Task statement
Copy every line of the listing that holds the string "sidebar".

Exercise data
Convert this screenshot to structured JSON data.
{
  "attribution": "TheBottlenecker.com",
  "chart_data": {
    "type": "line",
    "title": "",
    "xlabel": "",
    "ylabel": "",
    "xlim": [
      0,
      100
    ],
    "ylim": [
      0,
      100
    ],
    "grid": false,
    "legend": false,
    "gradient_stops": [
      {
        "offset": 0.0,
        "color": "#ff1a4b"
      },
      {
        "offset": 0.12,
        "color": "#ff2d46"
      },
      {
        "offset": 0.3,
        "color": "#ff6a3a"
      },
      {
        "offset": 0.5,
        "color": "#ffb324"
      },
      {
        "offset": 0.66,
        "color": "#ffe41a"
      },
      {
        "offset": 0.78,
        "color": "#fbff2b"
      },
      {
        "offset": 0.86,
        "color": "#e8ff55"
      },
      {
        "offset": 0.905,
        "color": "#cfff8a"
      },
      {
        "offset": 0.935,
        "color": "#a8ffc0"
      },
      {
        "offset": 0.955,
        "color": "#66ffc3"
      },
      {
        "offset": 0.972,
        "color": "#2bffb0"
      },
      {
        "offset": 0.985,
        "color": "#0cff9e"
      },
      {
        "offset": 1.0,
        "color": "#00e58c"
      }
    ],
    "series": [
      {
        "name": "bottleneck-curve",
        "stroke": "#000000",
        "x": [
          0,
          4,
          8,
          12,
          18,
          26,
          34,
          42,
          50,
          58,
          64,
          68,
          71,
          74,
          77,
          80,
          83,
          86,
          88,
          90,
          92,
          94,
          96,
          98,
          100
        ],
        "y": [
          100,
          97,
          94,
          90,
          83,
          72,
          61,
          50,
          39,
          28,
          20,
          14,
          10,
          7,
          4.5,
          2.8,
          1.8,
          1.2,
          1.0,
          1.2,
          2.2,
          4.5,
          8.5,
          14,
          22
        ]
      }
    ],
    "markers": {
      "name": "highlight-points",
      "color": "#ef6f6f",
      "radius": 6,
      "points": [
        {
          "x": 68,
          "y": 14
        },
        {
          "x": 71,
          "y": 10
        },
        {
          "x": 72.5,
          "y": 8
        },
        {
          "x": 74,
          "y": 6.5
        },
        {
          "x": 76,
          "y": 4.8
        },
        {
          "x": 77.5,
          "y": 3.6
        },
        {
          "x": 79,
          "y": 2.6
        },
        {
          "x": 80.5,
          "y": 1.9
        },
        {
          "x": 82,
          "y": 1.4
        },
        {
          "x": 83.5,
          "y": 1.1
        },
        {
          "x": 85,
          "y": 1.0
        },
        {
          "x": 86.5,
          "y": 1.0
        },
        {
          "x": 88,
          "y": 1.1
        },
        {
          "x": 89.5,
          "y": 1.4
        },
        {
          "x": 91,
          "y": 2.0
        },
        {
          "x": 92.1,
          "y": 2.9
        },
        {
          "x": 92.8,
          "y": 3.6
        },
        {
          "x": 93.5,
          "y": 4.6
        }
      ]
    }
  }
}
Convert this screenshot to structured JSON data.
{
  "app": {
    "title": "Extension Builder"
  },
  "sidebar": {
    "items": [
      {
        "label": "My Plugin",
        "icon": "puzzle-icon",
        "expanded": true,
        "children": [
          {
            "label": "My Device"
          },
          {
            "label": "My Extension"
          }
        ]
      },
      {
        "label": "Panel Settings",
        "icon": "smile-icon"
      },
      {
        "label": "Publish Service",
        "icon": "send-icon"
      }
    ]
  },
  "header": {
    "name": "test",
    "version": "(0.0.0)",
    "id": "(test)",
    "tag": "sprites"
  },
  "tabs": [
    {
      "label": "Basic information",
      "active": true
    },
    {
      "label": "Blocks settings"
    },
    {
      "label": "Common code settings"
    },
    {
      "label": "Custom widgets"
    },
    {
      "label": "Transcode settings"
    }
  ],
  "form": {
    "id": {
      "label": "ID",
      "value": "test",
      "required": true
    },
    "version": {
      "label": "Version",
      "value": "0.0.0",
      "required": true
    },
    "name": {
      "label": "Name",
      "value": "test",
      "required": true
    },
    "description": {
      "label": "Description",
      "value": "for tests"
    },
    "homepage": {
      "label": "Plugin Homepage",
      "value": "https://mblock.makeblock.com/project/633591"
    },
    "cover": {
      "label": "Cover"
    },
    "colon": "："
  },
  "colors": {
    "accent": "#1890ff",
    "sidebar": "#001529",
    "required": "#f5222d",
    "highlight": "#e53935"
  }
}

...

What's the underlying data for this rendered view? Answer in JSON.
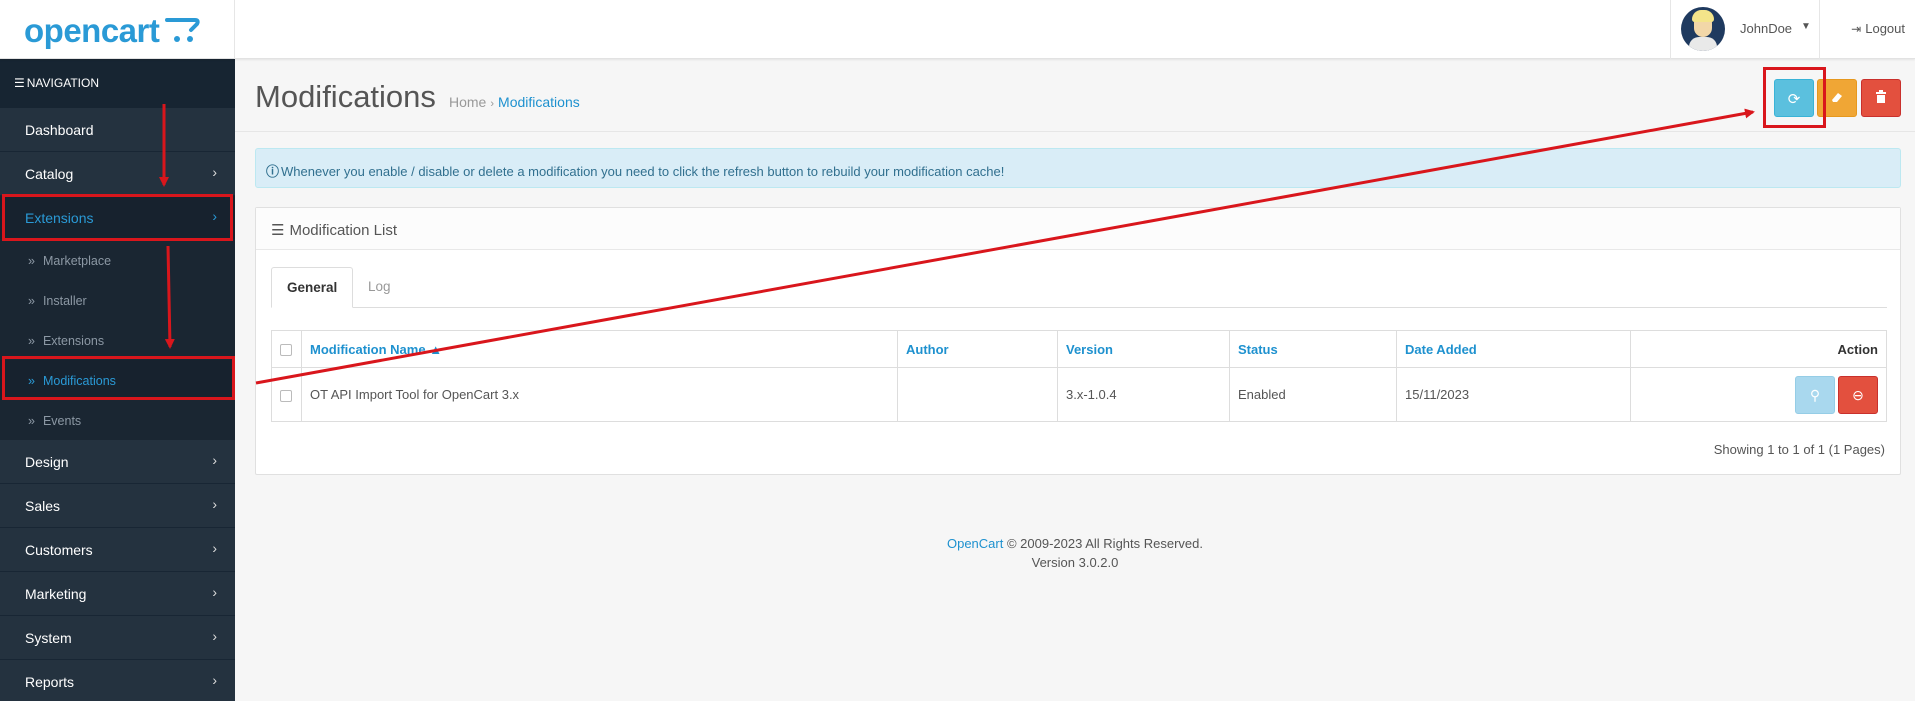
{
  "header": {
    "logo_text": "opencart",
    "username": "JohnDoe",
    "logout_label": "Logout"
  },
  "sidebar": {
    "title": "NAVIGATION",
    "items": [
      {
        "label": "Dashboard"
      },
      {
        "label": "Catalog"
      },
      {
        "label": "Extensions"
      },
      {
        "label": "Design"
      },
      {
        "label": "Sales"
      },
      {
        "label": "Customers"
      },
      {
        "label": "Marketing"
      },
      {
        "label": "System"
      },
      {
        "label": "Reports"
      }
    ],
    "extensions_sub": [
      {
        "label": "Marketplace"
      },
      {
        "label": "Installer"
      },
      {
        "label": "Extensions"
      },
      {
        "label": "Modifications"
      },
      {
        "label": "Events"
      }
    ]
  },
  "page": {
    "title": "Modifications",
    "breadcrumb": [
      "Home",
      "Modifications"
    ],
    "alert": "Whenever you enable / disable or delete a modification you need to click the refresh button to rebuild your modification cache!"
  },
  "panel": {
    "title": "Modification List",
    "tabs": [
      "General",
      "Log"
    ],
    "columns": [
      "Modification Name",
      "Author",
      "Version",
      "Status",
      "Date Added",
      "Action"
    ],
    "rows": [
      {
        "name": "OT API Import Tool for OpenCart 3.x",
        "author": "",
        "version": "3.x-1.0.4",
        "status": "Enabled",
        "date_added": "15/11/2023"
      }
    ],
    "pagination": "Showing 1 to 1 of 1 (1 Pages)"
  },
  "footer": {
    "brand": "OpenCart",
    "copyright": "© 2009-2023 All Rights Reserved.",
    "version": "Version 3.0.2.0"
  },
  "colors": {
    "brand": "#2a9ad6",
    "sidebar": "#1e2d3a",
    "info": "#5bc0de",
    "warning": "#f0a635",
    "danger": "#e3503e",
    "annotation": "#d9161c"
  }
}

Solution to the exercise
  "sidebar": {
    "sidebar": "#001529",
  "sidebar": {
    "sidebar": "#1e2d3a",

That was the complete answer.